Concentration of CO2 in the Atmosphere

Raising the Bar for Geothermal: How to Get Ultra-High Efficiency

Red Clover Commons in Brattleboro, VT. Courtesy photo.

Matt Desmarais and Jeff Harrison

Housing Vermont, a nonprofit development company, wanted to create fifty-five new, permanently affordable rental-housing units. To keep their costs permanently low, they worked with Blake Group to design and build a next-generation geothermal heating and cooling system for their construction project in Brattleboro Vermont. The primary energy-related goal of the project was to reduce the building consumption of propane and electricity to a point where usage per apartment was low enough that future hikes in energy prices would not have a significant impact on unit rental fees. Secondarily, for global sustainability, a low CO2 footprint was desired.

Over the past eight years, The Blake Group has been refining the design of what it takes to make a geothermal system operate with higher performance while also reducing installation costs, resulting in a number of outstanding projects. The Brattleboro project uses one seventy-ton, ultra-high efficiency magnetic bearing chiller providing both the heating hot water and cooling chilled water. The geothermal energy source or sink consists of twenty-four advanced geo-exchange closed loop bore holes, each 500 feet deep.

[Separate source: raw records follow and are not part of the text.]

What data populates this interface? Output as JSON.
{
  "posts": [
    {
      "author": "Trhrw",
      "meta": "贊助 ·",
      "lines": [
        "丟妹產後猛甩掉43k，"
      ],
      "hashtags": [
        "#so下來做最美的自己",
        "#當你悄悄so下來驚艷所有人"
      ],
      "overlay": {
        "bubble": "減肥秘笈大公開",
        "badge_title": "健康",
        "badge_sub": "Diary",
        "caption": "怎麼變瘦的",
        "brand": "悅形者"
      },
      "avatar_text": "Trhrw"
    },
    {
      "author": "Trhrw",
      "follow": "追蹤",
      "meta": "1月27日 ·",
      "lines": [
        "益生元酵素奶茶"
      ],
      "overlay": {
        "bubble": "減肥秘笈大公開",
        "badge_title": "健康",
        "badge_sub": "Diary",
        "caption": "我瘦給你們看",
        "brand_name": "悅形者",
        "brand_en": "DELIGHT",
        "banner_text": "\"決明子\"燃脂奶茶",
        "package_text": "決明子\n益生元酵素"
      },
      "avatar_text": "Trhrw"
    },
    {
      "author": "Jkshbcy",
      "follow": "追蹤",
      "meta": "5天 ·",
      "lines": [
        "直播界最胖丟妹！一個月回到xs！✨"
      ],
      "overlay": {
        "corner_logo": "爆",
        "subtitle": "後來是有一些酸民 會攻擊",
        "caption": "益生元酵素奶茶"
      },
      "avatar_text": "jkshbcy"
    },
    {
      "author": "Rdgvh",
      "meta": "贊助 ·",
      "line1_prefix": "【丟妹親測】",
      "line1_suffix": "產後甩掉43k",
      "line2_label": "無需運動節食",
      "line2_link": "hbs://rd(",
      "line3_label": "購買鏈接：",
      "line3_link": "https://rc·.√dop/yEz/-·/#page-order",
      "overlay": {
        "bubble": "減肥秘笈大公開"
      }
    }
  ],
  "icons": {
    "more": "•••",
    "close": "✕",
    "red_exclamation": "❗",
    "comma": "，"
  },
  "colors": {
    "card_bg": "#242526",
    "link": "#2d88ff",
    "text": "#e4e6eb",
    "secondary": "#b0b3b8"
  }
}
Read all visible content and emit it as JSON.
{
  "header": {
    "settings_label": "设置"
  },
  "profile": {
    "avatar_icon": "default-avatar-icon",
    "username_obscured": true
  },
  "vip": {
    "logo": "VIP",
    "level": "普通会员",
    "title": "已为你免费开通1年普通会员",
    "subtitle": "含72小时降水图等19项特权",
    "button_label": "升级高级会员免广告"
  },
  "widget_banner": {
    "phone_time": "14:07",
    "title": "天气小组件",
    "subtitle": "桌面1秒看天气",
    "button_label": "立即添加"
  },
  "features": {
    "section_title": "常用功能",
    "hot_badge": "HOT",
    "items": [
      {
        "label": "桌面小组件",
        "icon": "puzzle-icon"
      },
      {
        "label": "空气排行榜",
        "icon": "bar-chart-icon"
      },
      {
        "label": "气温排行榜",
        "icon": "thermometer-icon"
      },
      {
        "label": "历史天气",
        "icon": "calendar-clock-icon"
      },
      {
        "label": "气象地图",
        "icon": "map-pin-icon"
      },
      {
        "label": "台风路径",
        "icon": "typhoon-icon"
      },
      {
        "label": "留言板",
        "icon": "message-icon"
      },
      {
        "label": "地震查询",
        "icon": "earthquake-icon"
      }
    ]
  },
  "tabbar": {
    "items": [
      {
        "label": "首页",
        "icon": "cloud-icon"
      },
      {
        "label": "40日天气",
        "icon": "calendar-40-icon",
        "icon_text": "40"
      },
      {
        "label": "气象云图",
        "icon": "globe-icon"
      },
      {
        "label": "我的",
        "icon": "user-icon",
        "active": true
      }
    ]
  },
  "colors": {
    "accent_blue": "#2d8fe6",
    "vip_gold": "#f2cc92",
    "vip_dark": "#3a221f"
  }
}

For ultra-high efficiency, geothermal systems, the Blake Group has developed a new set of design paradigms to produce some outstanding results. For the Brattleboro project the results are in: the system has performed with a seasonally varied coefficient of performance (COP) that fluctuates between 6.8 and 13, roughly two to four times better than the average residential geothermal installation.

While the Brattleboro apartment building has been measured to be an outstanding performer, there is also still room for improvement that may be obtained in more complete version of the Blake Group’s design. What is the secret to ultra-high efficiency? It’s not one big secret, but a lot of small points that add up to big savings. The keys are:

  1. A near frictionless magnetic bearing “Thermal Care” chiller is used in place of a traditional scroll compressors, which operates at an average COP of about 7.2. This type of compressor uses about 50% less energy than scroll compressors, though are only practical for commercial, industrial or multi-family HVAC loads.
  2. Low temperature heating water. Low temperature terminal heating devices were sized to use 95°F to 105°F hot water, and provides a significant portion, perhaps 20% of the energy savings.
  3. Grundfos Magna3 ECM pumps move water through the facility with lower watts / GPM than the more commonly used variable speed drives with AC motors. Just this change in pump type saves about 8% of the annual KWh consumed by the pumps.
  4. Energy recycling using waste heat from cooling, for heating. When the building requires BTUs for heat, it’s high efficiency chiller first uses the building chilled water air conditioning loop as an energy source, then blends in warmer geothermal source loop water into the air conditioning loop to prevent it from getting too cold. This method of operation generally occurs all the time the outside air temperature is either above 40⁰F outside or below 74⁰F, a very significant number of operating hours. The system recycles these BTUs, using the chilled water to cool down apartments which are south facing, while pumping those same BTUs to apartments that are calling for heat.
  5. Pipes are sized to reduce the required pump horse power, just one pipe size larger than more traditional rules of thumb make a significant reduction in annual KWH
  6. Thanks to the increased heat transfer of advanced borehole heat-exchanger piping, “Versaprofiles: GeoperformX”, material in the ground, the closed loop boreholes do not operate below 48⁰F, well above freezing, so losses normally associated with the use of propylene glycol are eliminated.
  7. While not used in Brattleboro, a small portion of the building energy collected as low temperature thermal solar heat (55⁰F) can also significantly reduce the annual KWH used by a geo-exchange system.

The water room with the Thermal Care near frictionless compressor on the left and Grundfos Magna3 ECM pumps visible on the right. Image: Blake Group

The Brattleboro project is one of several ultra-high efficiency geothermal projects that have been driven by the Blake Group. Want to see first-hand how Blake’s expertise can work for your commercial building? On July 30th, Blake invites you to tour their certified Net-Zero Building in East Windsor, Connecticut. Please RSVP in advance.

Looking for geothermal for your commercial, industrial or multi-family building? Blake does informational presentations around the Northeast on “Near Net-Zero HVAC by Design” and “The Myths and Science of Geo-Exchange” which shares the industry’s best practices on geothermal design.

For more information or to RSVP to see Blake’s net-zero headquarters, please contact Matt Desmarais at

Matt Desmarais is an industrial sales engineer with Blake Group. Jeff Harrison is a Professional Engineer for Blake Group who specializes in geothermal design.

Leave a Reply

You can use these HTML tags

<a href="" title=""> <abbr title=""> <acronym title=""> <b> <blockquote cite=""> <cite> <code> <del datetime=""> <em> <i> <q cite=""> <s> <strike> <strong>